═════ Material provided ═════

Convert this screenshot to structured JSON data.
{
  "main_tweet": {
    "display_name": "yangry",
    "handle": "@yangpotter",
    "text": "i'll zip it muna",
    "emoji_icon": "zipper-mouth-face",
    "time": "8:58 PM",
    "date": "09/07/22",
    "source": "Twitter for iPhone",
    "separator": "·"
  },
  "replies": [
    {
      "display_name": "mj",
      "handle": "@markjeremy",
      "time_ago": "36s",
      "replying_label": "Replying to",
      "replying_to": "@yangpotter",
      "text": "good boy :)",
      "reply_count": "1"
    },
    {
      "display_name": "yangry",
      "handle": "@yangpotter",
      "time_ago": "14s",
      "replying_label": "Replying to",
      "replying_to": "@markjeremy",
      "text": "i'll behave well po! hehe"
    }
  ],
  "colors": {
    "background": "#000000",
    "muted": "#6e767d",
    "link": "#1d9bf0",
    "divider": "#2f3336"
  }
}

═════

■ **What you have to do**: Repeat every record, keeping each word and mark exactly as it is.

■ **Task output**:
Convert this screenshot to structured JSON data.
{
  "main_tweet": {
    "display_name": "yangry",
    "handle": "@yangpotter",
    "text": "i'll zip it muna",
    "emoji_icon": "zipper-mouth-face",
    "time": "8:58 PM",
    "date": "09/07/22",
    "source": "Twitter for iPhone",
    "separator": "·"
  },
  "replies": [
    {
      "display_name": "mj",
      "handle": "@markjeremy",
      "time_ago": "36s",
      "replying_label": "Replying to",
      "replying_to": "@yangpotter",
      "text": "good boy :)",
      "reply_count": "1"
    },
    {
      "display_name": "yangry",
      "handle": "@yangpotter",
      "time_ago": "14s",
      "replying_label": "Replying to",
      "replying_to": "@markjeremy",
      "text": "i'll behave well po! hehe"
    }
  ],
  "colors": {
    "background": "#000000",
    "muted": "#6e767d",
    "link": "#1d9bf0",
    "divider": "#2f3336"
  }
}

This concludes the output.